» TRY IT:
Only lines containing "Nice" are wanted from the data below. Copy those lines.
--- --- ---
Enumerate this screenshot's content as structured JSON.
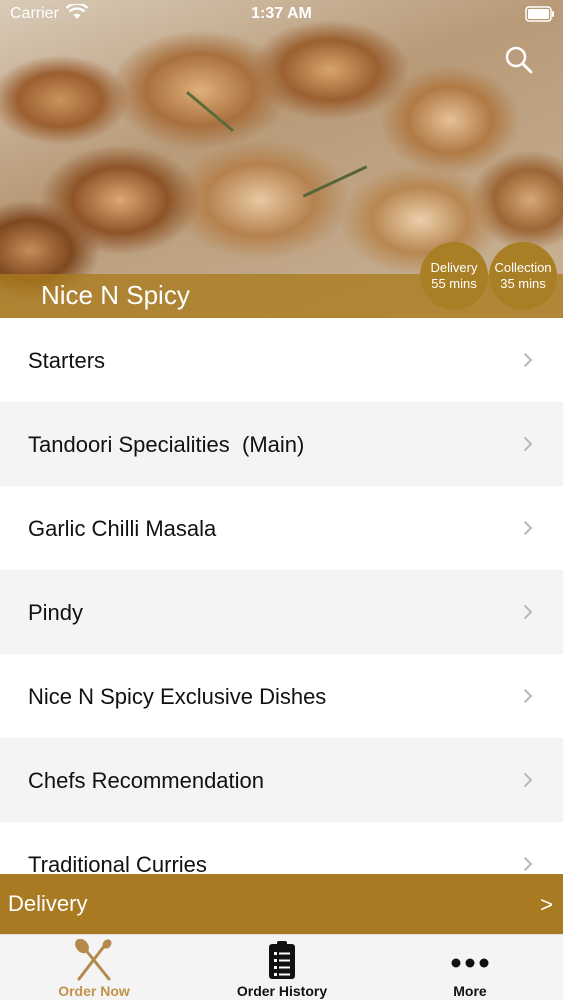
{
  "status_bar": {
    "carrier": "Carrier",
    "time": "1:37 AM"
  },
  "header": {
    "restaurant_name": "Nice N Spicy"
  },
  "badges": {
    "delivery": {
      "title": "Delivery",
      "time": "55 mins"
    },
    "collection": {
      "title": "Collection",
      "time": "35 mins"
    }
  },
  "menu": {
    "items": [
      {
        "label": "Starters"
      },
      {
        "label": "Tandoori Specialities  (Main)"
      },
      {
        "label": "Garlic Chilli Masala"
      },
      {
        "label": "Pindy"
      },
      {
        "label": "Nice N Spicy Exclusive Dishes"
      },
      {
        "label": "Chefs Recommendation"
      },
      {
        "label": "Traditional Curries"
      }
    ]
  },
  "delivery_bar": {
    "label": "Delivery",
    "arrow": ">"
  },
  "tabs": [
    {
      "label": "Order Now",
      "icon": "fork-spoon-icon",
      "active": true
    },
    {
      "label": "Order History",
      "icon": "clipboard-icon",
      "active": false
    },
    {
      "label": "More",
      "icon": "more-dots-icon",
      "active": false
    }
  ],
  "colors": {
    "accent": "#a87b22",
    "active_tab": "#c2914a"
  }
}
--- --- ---
» RESPONSE BOX:
    "restaurant_name": "Nice N Spicy"
        "label": "Nice N Spicy Exclusive Dishes"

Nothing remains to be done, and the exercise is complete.